Thursday, 9 December 2010

Education and Failure

Ivan Illich remarks that "Education creates failure". When we consider the double-bind that students are in with regard to education, failure is rarely spoken about. Certainly not in the student prospectus. Not in the interview with tutors before admission. And yet failure is the principal risk that can render huge personal expense worse than useless ("it would have been better if I'd never gone to university").

Universities won't talk about failure because it wants the students to come (in a marketised education system - interestingly it didn't used to be like this). Students won't talk about failure because they want to appear worthy of admission and want acceptance and fear rejection. So the system gears itself up around the prohibition of talk of failure.

But for widening participation students, failure and rejection is very common: but only after they've committed themselves. The institution might take a 'hit' from this in the form of its 'retention' statistics (another construct!), but not as much as the 'hit' which the learners are subjected to. And it's not even as if 'failure' is a clean break. If a student wants to leave after having failed but wants to be accredited with a part-award for what they have passed, they often have to retake (and re-fail) the requisite number of times (and pay for it). Such regulations can only be seen as ways of protecting the revenue of the University; it is clearly not in the student's interests.

In this way, failure is tied into the double-bind the students are in. A rational discussion about the risks of failure is not possible under these conditions.

What can be done about it?

I think in making it transparent about 'what you have to do to get a degree', including up-front assignments which can be inspected before entry, a rational judgement about the risks of failure can be made. This would make the discussion about the risks of failure possible, because it would be clear what the university expects for success. It would enable students to judge when they feel they are ready to be submitted to assessment. Most interestingly, much of the counselling discussion which takes place whilst the student is on the course, could occur before the student is submitted for assessment.

4 comments:

Simon Grant said...

To reduce failure and dropout, a small set of requirements stand out. Universities should ensure that, before learners are accepted on a course of theirs:
1. the learner has convincingly recognised their motivations, needs and goals
2. those needs and goals are in fact properly served by the course applied for
3. the learner has no lack of requisite ability to pass the course.
What more assurance can one have of success than having sufficient ability and motivation?
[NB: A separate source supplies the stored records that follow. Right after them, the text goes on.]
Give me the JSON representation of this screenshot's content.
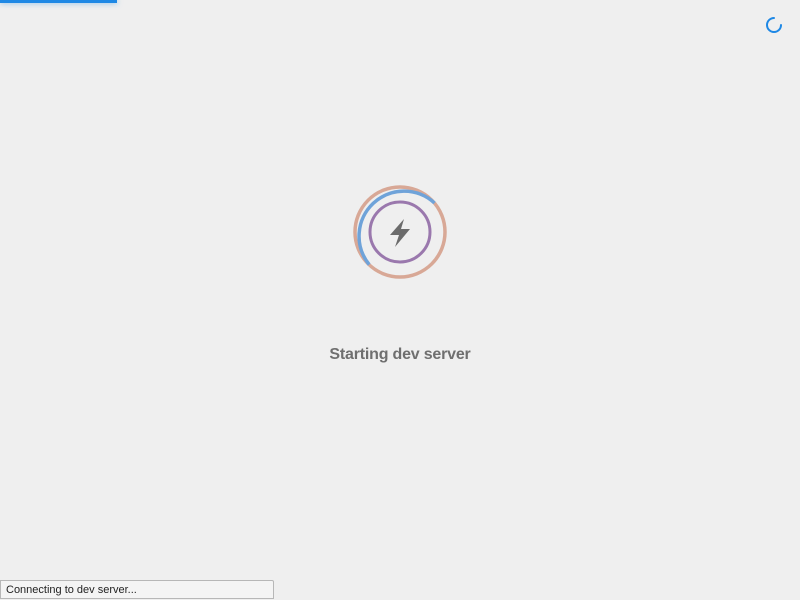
{
  "progress": {
    "fraction": 0.146,
    "color": "#1e88e5"
  },
  "corner_spinner": {
    "icon": "loading-spinner-icon",
    "color": "#1e88e5"
  },
  "loader": {
    "icon": "lightning-bolt-icon",
    "outer_ring_colors": [
      "#6fa3d9",
      "#d8a896"
    ],
    "inner_ring_color": "#9a78ad",
    "bolt_color": "#6b6b6b"
  },
  "status": {
    "title": "Starting dev server"
  },
  "status_bar": {
    "text": "Connecting to dev server..."
  }
}
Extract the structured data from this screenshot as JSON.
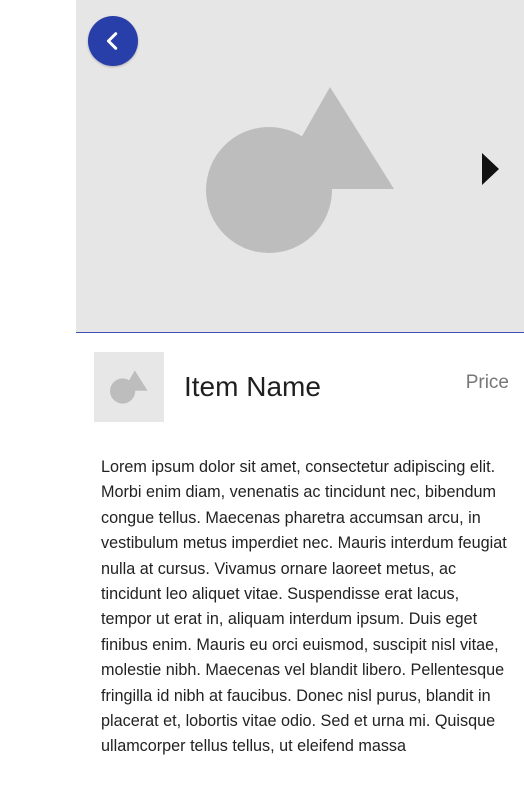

But it is not routinely verified at present.

scottwilson said...

I see it being mentioned that there is now some idea of a "market" for HE. However I really don't see any evidence of this in practice as the types of choices that students can make are limited (there is only one product - a degree) and the type of feedback loops that drive market dynamics are largely absent or ineffective in HE.

Its interesting that this system of loans is introduced as being appropriate for doing a degree, but not for other activities that might equally be considered ways of developing the capacity of individuals.

For example, school leavers can't take out a £18000 student loan to start their own company as a learning experience and only pay it back if its successful.

Similarly you can't take out the loan and use it to finance a journey to improve your spiritual development and only pay it back if you enjoy some form of karmic reward!

Simon Grant said...

Good point, Scott! There is clearly some special case thinking going on around higher education. You could call it "citizen development microcredit" if you like...

However, the "only pay it back if..." clauses do incur moral hazard. Do we really want people to be unsuccessful / low paid as a way of avoiding repayment?

Mark Johnson said...

You're right Scott. Why is this the case? Because the current discourse is focused on the institution's problem, not the learner's.

There's a lot to come out in the wash!!